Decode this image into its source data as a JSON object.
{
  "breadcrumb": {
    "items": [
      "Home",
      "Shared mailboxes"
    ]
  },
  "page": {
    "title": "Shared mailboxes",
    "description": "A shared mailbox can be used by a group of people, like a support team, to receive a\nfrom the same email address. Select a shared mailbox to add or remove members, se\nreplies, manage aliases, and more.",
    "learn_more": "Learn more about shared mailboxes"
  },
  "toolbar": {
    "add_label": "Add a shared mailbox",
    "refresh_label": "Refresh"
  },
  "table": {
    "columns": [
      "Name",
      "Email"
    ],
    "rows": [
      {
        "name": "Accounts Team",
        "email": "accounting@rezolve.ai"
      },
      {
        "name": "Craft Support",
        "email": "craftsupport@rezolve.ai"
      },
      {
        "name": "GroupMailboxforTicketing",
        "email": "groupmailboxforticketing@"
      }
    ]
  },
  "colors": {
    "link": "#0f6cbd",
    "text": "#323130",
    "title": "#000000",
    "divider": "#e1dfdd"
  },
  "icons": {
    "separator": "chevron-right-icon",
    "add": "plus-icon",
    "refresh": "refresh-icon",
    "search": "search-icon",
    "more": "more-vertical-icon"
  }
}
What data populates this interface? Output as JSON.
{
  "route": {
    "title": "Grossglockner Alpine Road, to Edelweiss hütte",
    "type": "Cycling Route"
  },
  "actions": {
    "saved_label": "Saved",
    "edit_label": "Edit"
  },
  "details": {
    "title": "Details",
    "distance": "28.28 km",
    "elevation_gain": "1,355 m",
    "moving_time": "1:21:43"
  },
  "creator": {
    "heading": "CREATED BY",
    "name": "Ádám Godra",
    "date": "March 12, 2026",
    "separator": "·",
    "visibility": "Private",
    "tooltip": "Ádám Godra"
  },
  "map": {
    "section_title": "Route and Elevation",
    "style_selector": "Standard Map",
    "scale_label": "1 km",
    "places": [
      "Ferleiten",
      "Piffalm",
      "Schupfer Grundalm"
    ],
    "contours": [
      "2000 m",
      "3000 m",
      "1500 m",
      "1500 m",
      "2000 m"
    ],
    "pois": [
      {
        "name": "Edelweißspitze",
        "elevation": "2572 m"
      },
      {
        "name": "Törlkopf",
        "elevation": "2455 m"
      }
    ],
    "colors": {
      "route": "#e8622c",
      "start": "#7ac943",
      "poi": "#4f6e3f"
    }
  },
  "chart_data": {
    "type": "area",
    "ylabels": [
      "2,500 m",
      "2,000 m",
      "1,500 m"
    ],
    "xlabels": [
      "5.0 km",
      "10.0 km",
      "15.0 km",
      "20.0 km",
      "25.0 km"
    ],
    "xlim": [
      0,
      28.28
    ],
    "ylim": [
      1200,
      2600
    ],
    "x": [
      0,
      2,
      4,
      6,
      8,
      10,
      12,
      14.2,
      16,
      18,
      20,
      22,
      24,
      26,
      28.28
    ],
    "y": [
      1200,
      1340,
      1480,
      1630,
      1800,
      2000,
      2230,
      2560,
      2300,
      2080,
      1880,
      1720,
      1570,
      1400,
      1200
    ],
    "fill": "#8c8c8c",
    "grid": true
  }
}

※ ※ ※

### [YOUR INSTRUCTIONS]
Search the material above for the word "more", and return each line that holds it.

### [ANSWER BOX]
    "description": "A shared mailbox can be used by a group of people, like a support team, to receive a\nfrom the same email address. Select a shared mailbox to add or remove members, se\nreplies, manage aliases, and more.",
    "learn_more": "Learn more about shared mailboxes"
    "more": "more-vertical-icon"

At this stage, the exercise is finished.